**WHAT TO DO:**
Copy every line of the entries that includes the word "this".

**Data records:**
▬▬▬▬▬▬

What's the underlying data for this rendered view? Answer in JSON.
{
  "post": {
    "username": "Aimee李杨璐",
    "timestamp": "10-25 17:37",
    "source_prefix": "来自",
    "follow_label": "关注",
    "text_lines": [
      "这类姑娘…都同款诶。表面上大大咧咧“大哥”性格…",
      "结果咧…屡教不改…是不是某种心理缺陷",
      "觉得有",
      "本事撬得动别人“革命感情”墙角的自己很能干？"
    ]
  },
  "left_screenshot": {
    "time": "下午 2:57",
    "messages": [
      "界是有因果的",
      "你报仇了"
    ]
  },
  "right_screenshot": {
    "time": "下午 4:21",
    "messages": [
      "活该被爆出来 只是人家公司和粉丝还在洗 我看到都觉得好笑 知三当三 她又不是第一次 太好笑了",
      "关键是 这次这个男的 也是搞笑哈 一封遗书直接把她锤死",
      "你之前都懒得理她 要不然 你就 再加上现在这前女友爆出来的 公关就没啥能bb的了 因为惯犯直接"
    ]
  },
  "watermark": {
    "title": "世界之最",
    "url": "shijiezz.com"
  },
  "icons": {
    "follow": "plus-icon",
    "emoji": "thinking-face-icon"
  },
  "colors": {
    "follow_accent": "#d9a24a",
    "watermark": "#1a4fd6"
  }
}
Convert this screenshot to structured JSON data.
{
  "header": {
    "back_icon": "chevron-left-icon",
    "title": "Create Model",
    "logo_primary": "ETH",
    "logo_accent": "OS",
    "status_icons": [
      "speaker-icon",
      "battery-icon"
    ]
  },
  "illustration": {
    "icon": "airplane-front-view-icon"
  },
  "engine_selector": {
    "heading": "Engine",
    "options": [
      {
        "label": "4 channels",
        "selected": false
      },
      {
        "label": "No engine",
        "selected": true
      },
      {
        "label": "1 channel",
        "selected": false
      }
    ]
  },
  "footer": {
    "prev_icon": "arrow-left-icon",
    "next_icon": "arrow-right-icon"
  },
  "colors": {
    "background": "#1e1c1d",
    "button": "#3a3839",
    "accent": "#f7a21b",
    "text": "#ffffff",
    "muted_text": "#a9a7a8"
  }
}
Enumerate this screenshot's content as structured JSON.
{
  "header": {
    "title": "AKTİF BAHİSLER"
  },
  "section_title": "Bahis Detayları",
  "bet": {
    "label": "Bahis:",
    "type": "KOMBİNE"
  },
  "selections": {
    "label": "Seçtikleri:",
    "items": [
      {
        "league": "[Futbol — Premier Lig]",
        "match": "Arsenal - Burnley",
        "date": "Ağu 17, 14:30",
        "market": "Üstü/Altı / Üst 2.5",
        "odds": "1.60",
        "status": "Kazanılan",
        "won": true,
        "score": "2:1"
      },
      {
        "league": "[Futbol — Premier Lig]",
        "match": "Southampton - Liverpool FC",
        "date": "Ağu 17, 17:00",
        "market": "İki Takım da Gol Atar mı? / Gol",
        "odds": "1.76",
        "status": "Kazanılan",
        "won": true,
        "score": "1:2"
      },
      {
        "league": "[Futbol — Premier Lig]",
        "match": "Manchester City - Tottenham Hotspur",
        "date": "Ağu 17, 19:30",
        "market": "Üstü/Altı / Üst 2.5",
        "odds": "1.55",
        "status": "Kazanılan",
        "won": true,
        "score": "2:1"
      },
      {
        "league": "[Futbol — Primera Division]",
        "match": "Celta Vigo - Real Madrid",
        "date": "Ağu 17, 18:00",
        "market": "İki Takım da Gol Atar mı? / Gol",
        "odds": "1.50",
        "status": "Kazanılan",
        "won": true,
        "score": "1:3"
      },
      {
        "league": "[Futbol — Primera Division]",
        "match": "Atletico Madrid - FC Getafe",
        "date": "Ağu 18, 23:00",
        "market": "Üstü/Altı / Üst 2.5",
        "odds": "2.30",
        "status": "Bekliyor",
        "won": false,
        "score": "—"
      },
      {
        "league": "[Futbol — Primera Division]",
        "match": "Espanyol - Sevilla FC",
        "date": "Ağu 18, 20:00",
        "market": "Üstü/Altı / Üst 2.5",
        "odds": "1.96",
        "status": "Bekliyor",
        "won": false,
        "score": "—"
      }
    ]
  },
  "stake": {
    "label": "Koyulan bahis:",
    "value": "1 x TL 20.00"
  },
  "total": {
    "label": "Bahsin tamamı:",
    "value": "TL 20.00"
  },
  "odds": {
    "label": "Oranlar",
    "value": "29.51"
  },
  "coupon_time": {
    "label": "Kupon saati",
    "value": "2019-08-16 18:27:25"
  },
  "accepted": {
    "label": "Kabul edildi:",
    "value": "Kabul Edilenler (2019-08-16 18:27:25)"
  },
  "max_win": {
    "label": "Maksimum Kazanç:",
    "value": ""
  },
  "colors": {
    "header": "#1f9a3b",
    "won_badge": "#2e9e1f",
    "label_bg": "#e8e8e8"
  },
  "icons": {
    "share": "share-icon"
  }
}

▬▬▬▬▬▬

**COMPLETED EXERCISE:**
What's the underlying data for this rendered view? Answer in JSON.
Convert this screenshot to structured JSON data.
Enumerate this screenshot's content as structured JSON.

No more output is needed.